Any concerns and bumps in the timing should be smoothed out and everyone should be asked if they’re comfortable with the arrangements and if they have any questions.
All of your guests who don’t have an active role in the ceremony should also have something on their schedules. I would suggest letting them relax or take a nap in their rooms during this time. Many people will be coming from out of town, presumably, and will be tired, and you as the couple will be busy with the rehearsal.
However, if you absolutely want to have something planned for every part of the day, consider assigning a friend or relative (not in the ceremony) to organize a board game afternoon, a craft beer or wine tasting in the area, or some kind of tourist sightseeing excursion.
This is usually when the team from the rehearsal heads out to a rehearsal dinner. There are no rules and you can do what you want, but generally those invited are everyone who will be in the ceremony, close/immediate family, and out-of-town guests.

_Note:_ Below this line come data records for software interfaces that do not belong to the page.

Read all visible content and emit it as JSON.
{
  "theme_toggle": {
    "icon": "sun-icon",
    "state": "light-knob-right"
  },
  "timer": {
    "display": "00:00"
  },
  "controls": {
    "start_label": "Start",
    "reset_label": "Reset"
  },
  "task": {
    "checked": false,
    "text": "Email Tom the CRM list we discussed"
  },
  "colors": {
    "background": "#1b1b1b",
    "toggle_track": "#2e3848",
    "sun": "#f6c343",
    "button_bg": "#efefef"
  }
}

If you’re having a full-on wedding weekend, you may want to invite all of your guests to attend this event, since a wedding weekend generally implies that there is something scheduled for all guests each day and night.
You can keep it simple and have it at someone’s home. Or rent out a space and bring your own food. Perhaps you have relatives who could help contribute their cooking skills. You could make it a casual pizza and beer party, and even have some drinking games or party games (ice breakers about how well your guests know the couple are always popular). Friends of mine used this occasion to thank each member of their wedding party individually and publicly, which was really sweet and thoughtful.
Consider preparing something, whether it be short speeches/toasts (that either you give, or your friends or family members give), or little fun games. Structure is appreciated at these things.
Wedding day! On this day, you have many options for activities. We went to a wedding weekend with a 5K run scheduled for 8 am. You had the choice of running the race or walking it (which I did with all the older folks!). It was a fun way to get us all together again the next morning after the night before, and there were options for everyone.
Other activities you might consider are having an ultimate Frisbee tournament, a softball game, flag football, river rafting, bowling, or sightseeing around town.
Whatever activity you choose, remember to make it optional because some guests will be exhausted from their journeys, or just want to sleep in.
You can decide as the couple how much time you’ll need to get ready before the wedding ceremony and plan accordingly how early you want to have this special daytime event start.
I would probably give yourselves a good two hours at least to shower and do make-up and hair before the ceremony (longer still probably if you’re having a big, complicated beauty regime on your big day). Factor in the time before making your wedding weekend schedule final.
Traditionally, you’ll plan to have your ceremony sometime before the dinner hours, offer a cocktail hour to your guests, and then a reception with partying and drinking until late. Photos are usually scheduled either before the ceremony or during cocktail hour.
Remember to plan transportation logistics and make your guests aware of where they can park, how much it will cost, and how they can get to and from the ceremony, reception, and wherever it is they’re staying.
Also let guests know on the schedule if there’s an after-party option, and where it is.
A wedding weekend more and more features a Sunday morning brunch, held either at a hotel, restaurant, or home of a family member.
We had a lovely Sunday brunch after a friend’s wedding which was held on a beach. The hosts brought bagels, donuts, and coffee and it was perfect. Another couple of friends had us all meet in a cute area surrounded by food trucks, and we could get our own food (with many choices) and hang out on picnic tables. There were also games to play, such as giant Jenga.
This is one last chance for everyone to hang out, recount the tales of the night before, and say their goodbyes before leaving town.